- [EXERCISE REQUIREMENTS]
Whenever a line in the listing contains "Redshift", copy that line.

- [MATERIAL FOR THIS EXERCISE]
***
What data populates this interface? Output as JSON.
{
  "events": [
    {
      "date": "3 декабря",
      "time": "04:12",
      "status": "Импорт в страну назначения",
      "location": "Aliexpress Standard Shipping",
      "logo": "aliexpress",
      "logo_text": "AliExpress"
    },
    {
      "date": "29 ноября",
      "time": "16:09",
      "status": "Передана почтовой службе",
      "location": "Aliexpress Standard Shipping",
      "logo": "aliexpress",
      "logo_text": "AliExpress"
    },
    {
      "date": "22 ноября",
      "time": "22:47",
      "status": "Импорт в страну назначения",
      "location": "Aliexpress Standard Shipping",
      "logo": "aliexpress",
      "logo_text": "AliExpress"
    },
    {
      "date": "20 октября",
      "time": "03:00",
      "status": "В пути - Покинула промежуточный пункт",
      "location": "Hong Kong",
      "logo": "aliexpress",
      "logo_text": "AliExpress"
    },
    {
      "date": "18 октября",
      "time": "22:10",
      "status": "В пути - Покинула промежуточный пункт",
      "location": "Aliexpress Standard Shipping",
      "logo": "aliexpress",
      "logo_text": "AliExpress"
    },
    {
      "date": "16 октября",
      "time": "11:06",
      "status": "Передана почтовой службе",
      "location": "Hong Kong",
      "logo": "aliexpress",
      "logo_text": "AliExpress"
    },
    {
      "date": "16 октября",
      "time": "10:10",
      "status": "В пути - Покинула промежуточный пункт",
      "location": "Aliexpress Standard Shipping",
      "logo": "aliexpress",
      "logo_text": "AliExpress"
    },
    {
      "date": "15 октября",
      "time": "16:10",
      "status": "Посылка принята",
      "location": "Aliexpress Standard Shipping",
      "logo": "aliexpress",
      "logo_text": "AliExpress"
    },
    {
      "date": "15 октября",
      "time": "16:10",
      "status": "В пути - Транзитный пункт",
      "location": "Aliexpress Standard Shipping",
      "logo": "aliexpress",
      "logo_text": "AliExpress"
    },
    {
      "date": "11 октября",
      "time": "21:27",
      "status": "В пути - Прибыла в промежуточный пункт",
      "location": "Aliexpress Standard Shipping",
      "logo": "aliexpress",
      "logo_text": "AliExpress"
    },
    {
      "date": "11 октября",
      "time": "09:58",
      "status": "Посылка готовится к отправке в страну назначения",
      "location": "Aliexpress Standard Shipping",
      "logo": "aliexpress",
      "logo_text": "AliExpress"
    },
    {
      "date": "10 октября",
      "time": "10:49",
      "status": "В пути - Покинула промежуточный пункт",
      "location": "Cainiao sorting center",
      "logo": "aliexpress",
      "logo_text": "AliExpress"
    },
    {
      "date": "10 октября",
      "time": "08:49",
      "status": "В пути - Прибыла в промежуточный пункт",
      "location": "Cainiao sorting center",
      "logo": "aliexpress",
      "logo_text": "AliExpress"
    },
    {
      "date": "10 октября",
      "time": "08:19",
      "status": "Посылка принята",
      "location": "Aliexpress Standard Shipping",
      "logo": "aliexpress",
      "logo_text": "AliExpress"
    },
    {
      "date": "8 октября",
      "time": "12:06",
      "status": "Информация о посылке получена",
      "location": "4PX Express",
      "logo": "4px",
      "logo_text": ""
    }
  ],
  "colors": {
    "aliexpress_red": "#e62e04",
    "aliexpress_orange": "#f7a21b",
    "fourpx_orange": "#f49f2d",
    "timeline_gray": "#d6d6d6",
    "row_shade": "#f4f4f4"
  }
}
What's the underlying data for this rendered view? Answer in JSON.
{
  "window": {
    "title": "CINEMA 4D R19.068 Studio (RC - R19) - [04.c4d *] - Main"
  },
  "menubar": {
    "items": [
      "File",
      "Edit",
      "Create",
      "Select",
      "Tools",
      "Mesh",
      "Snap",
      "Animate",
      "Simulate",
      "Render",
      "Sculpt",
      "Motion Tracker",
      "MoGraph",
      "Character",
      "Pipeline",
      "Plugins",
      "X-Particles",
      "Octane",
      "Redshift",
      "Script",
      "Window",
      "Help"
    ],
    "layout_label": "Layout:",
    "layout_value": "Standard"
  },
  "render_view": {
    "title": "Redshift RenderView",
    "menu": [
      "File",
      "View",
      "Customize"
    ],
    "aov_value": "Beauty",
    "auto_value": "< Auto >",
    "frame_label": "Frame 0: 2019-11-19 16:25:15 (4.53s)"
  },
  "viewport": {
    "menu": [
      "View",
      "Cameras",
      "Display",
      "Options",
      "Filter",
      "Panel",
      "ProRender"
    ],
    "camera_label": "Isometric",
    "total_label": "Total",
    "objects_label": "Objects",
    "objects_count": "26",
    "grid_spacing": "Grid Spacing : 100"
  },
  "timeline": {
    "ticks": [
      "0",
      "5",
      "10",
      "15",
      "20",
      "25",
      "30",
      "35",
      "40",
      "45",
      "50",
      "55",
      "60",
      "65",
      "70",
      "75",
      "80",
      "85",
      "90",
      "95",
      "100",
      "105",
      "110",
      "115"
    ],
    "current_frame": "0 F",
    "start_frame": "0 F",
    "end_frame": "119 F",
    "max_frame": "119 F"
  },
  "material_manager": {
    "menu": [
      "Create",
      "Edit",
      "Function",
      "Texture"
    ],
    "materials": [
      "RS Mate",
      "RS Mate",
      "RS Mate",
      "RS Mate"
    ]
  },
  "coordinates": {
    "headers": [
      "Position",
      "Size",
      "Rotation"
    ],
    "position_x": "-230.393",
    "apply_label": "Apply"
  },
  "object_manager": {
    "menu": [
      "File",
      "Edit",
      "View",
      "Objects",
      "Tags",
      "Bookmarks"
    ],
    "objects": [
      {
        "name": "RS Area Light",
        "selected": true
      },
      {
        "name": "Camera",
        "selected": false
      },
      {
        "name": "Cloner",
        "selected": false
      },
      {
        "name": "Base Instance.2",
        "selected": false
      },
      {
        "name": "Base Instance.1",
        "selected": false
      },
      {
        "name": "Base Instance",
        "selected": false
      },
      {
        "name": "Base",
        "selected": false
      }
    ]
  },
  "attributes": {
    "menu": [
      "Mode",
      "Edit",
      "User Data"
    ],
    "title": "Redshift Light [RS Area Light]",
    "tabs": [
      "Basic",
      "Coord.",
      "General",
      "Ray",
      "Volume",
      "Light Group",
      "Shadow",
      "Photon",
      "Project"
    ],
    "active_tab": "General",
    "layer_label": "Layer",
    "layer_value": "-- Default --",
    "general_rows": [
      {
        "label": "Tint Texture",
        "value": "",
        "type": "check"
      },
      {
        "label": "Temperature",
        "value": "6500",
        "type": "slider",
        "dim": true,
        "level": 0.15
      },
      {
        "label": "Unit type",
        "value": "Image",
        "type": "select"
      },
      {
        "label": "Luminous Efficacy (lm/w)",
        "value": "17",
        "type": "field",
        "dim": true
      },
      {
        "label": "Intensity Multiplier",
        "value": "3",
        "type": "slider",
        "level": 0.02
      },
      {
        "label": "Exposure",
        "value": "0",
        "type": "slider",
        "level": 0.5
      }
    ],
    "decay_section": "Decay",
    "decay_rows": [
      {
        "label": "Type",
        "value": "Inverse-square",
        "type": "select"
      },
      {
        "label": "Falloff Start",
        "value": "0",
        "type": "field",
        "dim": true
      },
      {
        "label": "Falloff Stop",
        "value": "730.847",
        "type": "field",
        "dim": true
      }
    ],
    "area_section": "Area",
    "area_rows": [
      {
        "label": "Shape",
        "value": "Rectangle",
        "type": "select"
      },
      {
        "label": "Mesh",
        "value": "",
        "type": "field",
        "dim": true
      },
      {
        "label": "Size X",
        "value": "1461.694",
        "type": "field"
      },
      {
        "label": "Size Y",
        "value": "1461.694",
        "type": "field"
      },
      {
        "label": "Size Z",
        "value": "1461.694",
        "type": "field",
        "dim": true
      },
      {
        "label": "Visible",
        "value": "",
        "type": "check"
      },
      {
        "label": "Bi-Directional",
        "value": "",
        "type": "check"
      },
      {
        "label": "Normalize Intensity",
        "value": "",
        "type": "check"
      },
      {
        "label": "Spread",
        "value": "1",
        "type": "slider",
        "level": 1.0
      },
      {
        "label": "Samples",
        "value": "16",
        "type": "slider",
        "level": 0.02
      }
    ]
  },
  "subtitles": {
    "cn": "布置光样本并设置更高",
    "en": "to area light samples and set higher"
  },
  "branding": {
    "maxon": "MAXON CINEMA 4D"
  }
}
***
- [WRITTEN ANSWER]
      "Redshift",
    "title": "Redshift RenderView",
    "title": "Redshift Light [RS Area Light]",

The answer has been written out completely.